Sometimes it was hard to get onto the internet, so even just writing my thoughts down offline was great, and then when I got into the online world I uploaded it with all my photos to sit alongside the photos. (WordPress also has a great iPad app, perfect for blogging on the go and has an offline mode too)

It also provided great reading for friends & family back home that were following our travels. Especially when I proposed to Emma in Florence.

The only thing I would do differently next time to help with the blogger/capturing, is to purchase a GPS logger. This little piece of gadgetry tracks where you are, and attaches a timestamp to it. When you then download your photos to your computer, you import this GPS track, and the exact location each photo was taken at is automatically attached into the photo’s metadata.

You can then look back at the photos on a trail of your trip, and find the exact place photos were taken.

There are new cameras out that also allow you to do this built-in, but at the moment Canon hasn’t put out a full-frame professional quality DSLR (but I am eagerly awaiting this!). If you don’t need a super fancy camera like me, The Canon 6D is probably your best option, it was just released by Canon and has built in GPS logging.

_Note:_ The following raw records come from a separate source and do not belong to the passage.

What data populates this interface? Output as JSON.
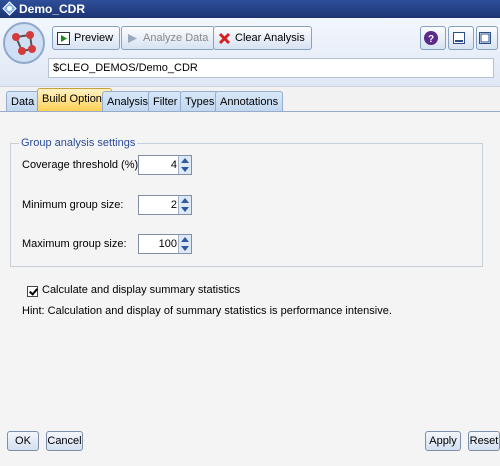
{
  "window": {
    "title": "Demo_CDR"
  },
  "toolbar": {
    "preview_label": "Preview",
    "analyze_label": "Analyze Data",
    "clear_label": "Clear Analysis"
  },
  "path": "$CLEO_DEMOS/Demo_CDR",
  "tabs": [
    {
      "label": "Data"
    },
    {
      "label": "Build Options",
      "active": true
    },
    {
      "label": "Analysis"
    },
    {
      "label": "Filter"
    },
    {
      "label": "Types"
    },
    {
      "label": "Annotations"
    }
  ],
  "group": {
    "legend": "Group analysis settings",
    "coverage_label": "Coverage threshold (%):",
    "coverage_value": "4",
    "min_label": "Minimum group size:",
    "min_value": "2",
    "max_label": "Maximum group size:",
    "max_value": "100"
  },
  "summary": {
    "checked": true,
    "label": "Calculate and display summary statistics",
    "hint": "Hint: Calculation and display of summary statistics is performance intensive."
  },
  "footer": {
    "ok": "OK",
    "cancel": "Cancel",
    "apply": "Apply",
    "reset": "Reset"
  },
  "colors": {
    "titlebar": "#1c3474",
    "active_tab": "#ffcf52",
    "legend": "#2b4a9a"
  },
  "icons": [
    "app-icon",
    "node-icon",
    "preview-icon",
    "analyze-icon",
    "clear-icon",
    "help-icon",
    "minimize-icon",
    "maximize-icon"
  ]
}
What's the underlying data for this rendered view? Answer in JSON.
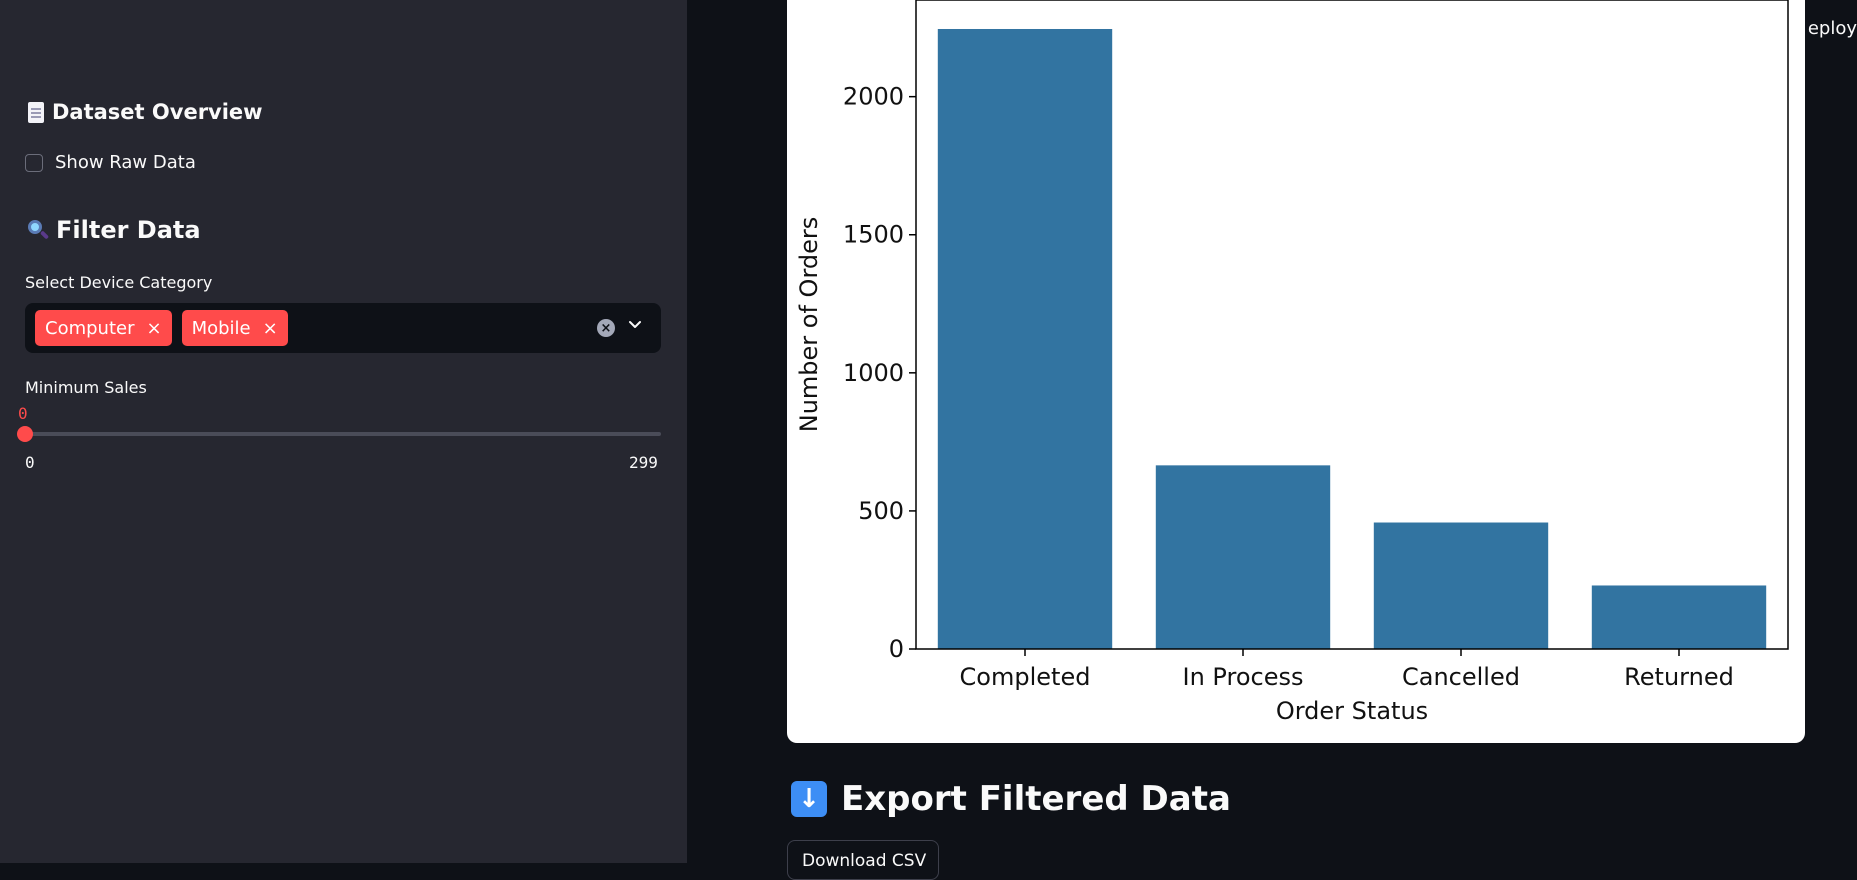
{
  "sidebar": {
    "overview_heading": "Dataset Overview",
    "show_raw_label": "Show Raw Data",
    "show_raw_checked": false,
    "filter_heading": "Filter Data",
    "device_label": "Select Device Category",
    "device_tags": [
      "Computer",
      "Mobile"
    ],
    "tag_close": "×",
    "min_sales_label": "Minimum Sales",
    "slider": {
      "value": "0",
      "min": "0",
      "max": "299"
    }
  },
  "header": {
    "deploy_text": "eploy"
  },
  "main": {
    "export_heading": "Export Filtered Data",
    "download_label": "Download CSV"
  },
  "chart_data": {
    "type": "bar",
    "categories": [
      "Completed",
      "In Process",
      "Cancelled",
      "Returned"
    ],
    "values": [
      2245,
      665,
      458,
      230
    ],
    "xlabel": "Order Status",
    "ylabel": "Number of Orders",
    "yticks": [
      0,
      500,
      1000,
      1500,
      2000
    ],
    "ylim": [
      0,
      2350
    ],
    "bar_color": "#3274a1",
    "grid": false
  },
  "colors": {
    "accent": "#ff4b4b",
    "sidebar_bg": "#262730",
    "main_bg": "#0e1117"
  }
}
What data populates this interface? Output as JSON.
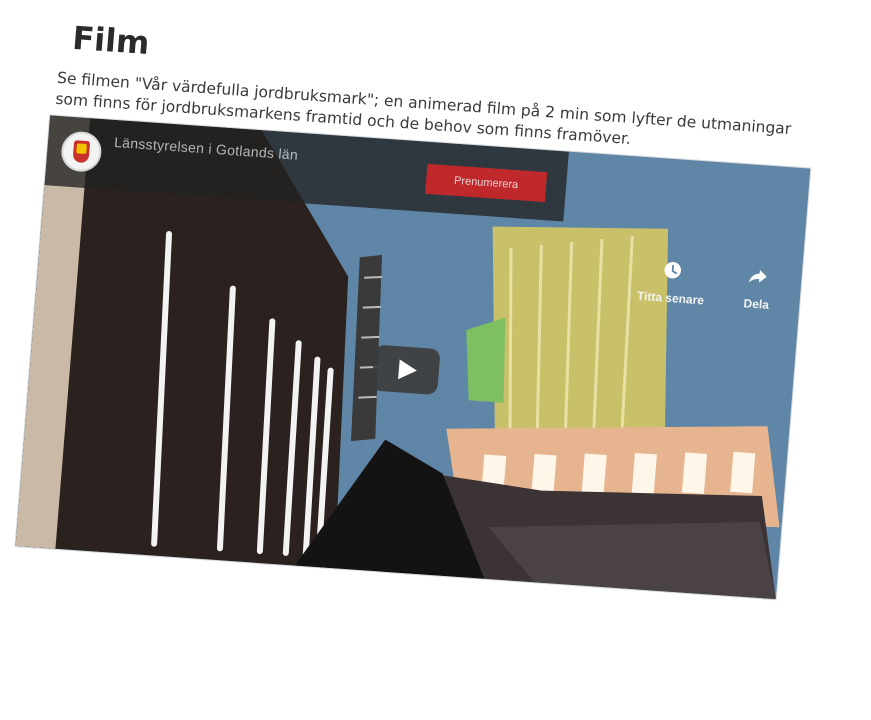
{
  "section": {
    "title": "Film",
    "description": "Se filmen \"Vår värdefulla jordbruksmark\"; en animerad film på 2 min som lyfter de utmaningar som finns för jordbruksmarkens framtid och de behov som finns framöver."
  },
  "video": {
    "channel_title": "Länsstyrelsen i Gotlands län",
    "channel_subtitle": "",
    "subscribe_label": "Prenumerera",
    "watch_later_label": "Titta senare",
    "share_label": "Dela",
    "icons": {
      "watch_later": "clock-icon",
      "share": "share-arrow-icon",
      "play": "play-icon",
      "channel": "coat-of-arms-logo"
    },
    "colors": {
      "sky": "#5f86a6",
      "subscribe": "#c8292b",
      "building_dark": "#2b221f",
      "building_yellow": "#c9c06a",
      "building_peach": "#e6b58f"
    }
  }
}
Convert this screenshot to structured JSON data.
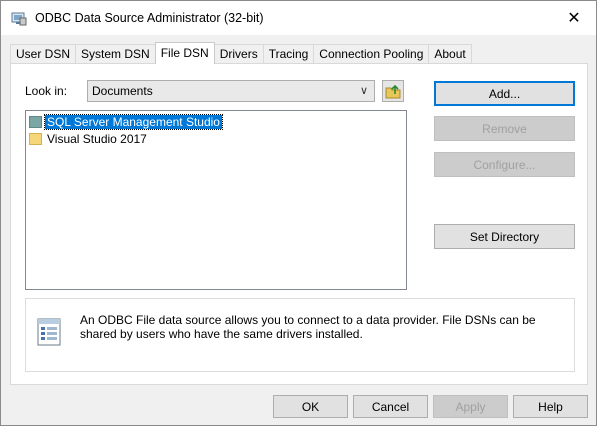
{
  "window": {
    "title": "ODBC Data Source Administrator (32-bit)"
  },
  "tabs": [
    {
      "label": "User DSN"
    },
    {
      "label": "System DSN"
    },
    {
      "label": "File DSN"
    },
    {
      "label": "Drivers"
    },
    {
      "label": "Tracing"
    },
    {
      "label": "Connection Pooling"
    },
    {
      "label": "About"
    }
  ],
  "active_tab": "File DSN",
  "look_in": {
    "label": "Look in:",
    "value": "Documents"
  },
  "file_list": [
    {
      "name": "SQL Server Management Studio",
      "selected": true
    },
    {
      "name": "Visual Studio 2017",
      "selected": false
    }
  ],
  "side_buttons": {
    "add": "Add...",
    "remove": "Remove",
    "configure": "Configure...",
    "set_directory": "Set Directory"
  },
  "info_text": "An ODBC File data source allows you to connect to a data provider.  File DSNs can be shared by users who have the same drivers installed.",
  "bottom_buttons": {
    "ok": "OK",
    "cancel": "Cancel",
    "apply": "Apply",
    "help": "Help"
  },
  "icons": {
    "app": "odbc-admin-icon",
    "close": "close-icon",
    "dropdown": "chevron-down-icon",
    "up_folder": "up-folder-icon",
    "folder": "folder-icon",
    "info": "data-source-icon"
  },
  "colors": {
    "selection": "#0078d7",
    "folder": "#f5d77a",
    "window_bg": "#f0f0f0"
  }
}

That’s all for now! If you haven’t already read my blogs while we travelled around Europe, please give them a read.

And please vote for my video & entry to win MyDestination’s Biggest Baddest Bucket List competition. I can assure you this wont be the last blog you read of mine if I was blessed with the trip of a lifetime!